“Welch funding is so important to our mission,” said Alfred Addo-Mensah, associate professor and administrator of the grant “We had lost focus at one point, but we regrouped and reapplied, and are already seeing the impact.”
TAMIU offers an undergraduate degree in chemistry, and last year, seven of its students, including six women, took part in the independent research program. They worked with six faculty in chemistry, organic chemistry, biochemistry, biology/chemistry, and materials science/engineering areas.
For example, one student worked with a faculty member to design functional molecules to extract heparin. This work resulted in a paper in a peer-reviewed journal. Another worked with a petroleum engineering professor to analyze a new compound of crude oil, carbon dioxide and methane using gas chromatography-mass spectrometry (GC-MS). Participating students presented their work at four conferences.
Student success stories including one student who, after presenting her research involving photochemistry analysis at the spring American Chemical Society conference, was recruited into a doctoral program at Old Dominion University. Another student received offers from four universities before selecting The University of Texas at Austin for his graduate studies. In total, four students went on to graduate school or industry positions in chemistry and medicine.
“The Welch support allows us to provide small scholarships so students can work for six weeks, or longer, with a principal investigator. It gives them the opportunity to do research and gain the skills graduate schools are looking for.”
The Welch grant also helps the department maintain research equipment so that students can learn how to operate instrumentation used in chemical research.

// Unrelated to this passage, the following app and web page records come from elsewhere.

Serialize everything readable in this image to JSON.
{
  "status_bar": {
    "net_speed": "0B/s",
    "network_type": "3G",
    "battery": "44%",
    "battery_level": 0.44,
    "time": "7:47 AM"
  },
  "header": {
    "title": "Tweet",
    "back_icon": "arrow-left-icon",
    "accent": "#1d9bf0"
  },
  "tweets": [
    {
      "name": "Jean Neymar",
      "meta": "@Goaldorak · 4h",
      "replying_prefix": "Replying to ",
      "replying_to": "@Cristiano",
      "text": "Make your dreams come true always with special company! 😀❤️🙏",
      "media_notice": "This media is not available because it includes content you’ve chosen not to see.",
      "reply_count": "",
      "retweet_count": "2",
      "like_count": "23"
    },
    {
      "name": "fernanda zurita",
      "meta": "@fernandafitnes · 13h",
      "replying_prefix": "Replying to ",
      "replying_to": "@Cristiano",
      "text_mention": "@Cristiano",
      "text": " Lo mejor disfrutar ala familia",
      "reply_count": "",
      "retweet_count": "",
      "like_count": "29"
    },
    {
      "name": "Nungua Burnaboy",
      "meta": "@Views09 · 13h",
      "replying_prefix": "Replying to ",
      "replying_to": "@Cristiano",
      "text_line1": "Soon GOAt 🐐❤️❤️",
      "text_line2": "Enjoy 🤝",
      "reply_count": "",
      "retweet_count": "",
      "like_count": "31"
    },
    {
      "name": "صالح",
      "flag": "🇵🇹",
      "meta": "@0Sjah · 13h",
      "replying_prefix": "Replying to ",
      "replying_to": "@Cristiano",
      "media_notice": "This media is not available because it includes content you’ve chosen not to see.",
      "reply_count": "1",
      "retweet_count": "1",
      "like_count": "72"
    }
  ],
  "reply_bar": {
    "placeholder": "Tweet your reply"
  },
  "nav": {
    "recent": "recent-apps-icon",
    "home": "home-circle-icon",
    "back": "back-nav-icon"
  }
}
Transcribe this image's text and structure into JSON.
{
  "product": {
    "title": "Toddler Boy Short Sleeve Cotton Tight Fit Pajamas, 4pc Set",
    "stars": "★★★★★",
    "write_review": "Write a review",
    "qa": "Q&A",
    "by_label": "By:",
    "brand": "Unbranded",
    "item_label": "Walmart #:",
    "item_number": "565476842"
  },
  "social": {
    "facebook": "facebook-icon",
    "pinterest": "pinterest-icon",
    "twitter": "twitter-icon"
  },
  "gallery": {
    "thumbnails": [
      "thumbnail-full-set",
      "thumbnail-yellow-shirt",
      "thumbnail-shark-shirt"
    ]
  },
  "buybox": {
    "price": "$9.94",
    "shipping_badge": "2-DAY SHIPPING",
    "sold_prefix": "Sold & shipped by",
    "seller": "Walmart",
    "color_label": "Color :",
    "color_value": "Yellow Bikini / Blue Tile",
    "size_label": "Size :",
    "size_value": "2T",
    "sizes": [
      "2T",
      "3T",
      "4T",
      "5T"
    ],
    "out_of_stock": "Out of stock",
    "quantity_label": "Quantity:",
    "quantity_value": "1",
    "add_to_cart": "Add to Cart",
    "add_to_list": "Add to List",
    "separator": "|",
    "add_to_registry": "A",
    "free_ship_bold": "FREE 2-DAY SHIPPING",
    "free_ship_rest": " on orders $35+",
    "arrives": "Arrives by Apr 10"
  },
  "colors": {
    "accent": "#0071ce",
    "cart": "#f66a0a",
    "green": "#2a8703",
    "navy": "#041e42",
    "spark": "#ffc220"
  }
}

“We serve a lot of women and minorities through our program, exposing them to new learning and career opportunities,” Dr. Addo-Mensah said. “The Welch Foundation support goes a long way to make a generational impact.”
He added, “While we don’t have the ‘name’ of some other schools, the grant helps us offer students the chance to do research and be mentored. This helps bridge the educational gap and gain the qualities that make them attractive candidates for grad schools and industry.”